Died at 11 o’clock Sunday morning, at her home near Constant, Mrs.Sallie A., wife of West Holland, passed from this earth. She was born January 5, 1823, in Wayne County, North Carolina, and so, had she lived until the coming 5th of January, she would have been 64 year of age. On the 12th day of December, 1844, she was united in marriage to West Holland. She was the mother of thirteen children, all but one of whom are now living. The family of whom she was the mother has resided in Cowley County since 1870, and are known all over the county, having hosts of friends who sympathize with them in their great loss.
                                                                 * * * * *
The 1901 biography of Cowley County lists Lucious Walton. In it they mention the Holland family.

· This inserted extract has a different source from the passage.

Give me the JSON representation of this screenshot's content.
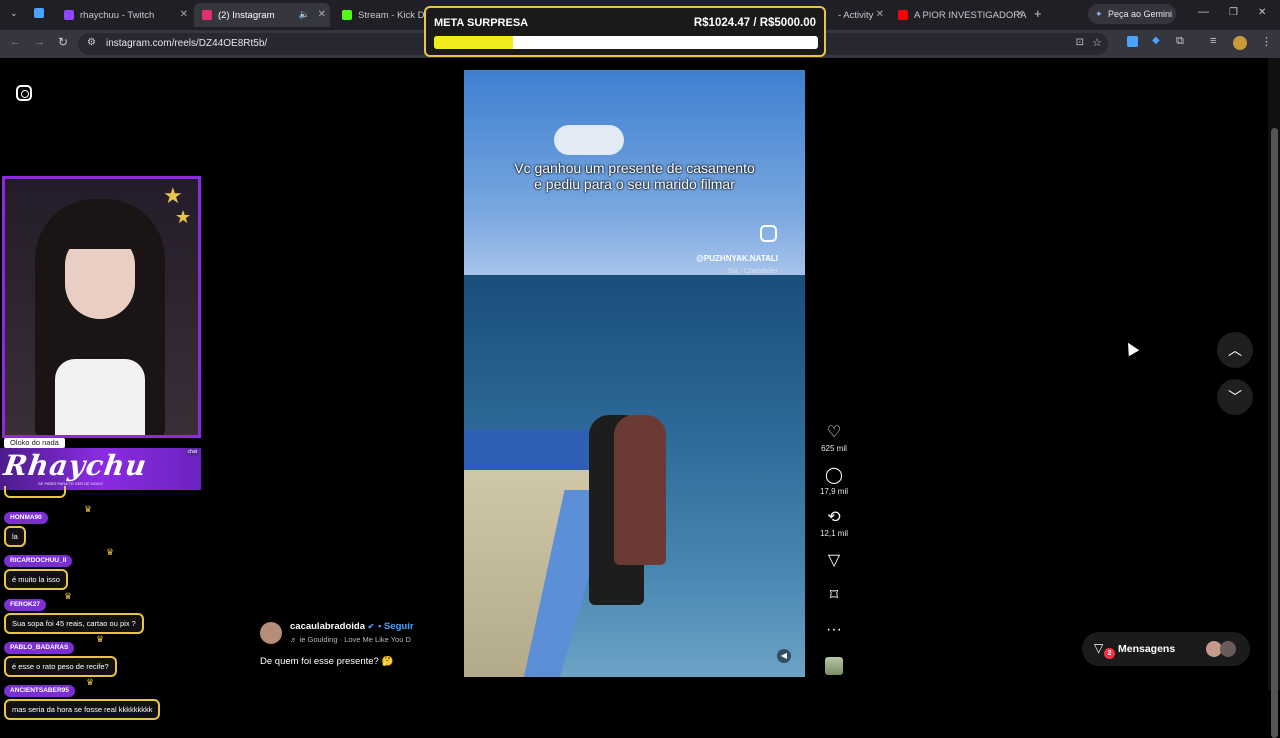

“Mrs. Walton well remembered her first view of Winfield, and how little it was entitled to be called a town, as many of the inhabitants were living in tents and wagons. The early days in Kansas were attended with rough experiences and much trepidation on account of the Indians. Upon one occasion, Mr. Holland became frightened at the noise made by a party of Indians who were passing his house in the night, and took his wife and 12 children to shelter in some bushes not far away. The night being cool, the anxious mother feared for the comfort of her youngest child, a babe in arms, and requested her husband to return to the house for a quilt. Upon seeing him run back with the quilt over his shoulders, Mrs. Holland became frightened and screamed herself almost into hysteria. That night they drove to Winfield for safety. This incident, laughable now, was serious enough at that day.



Cowley County Historical Society Museum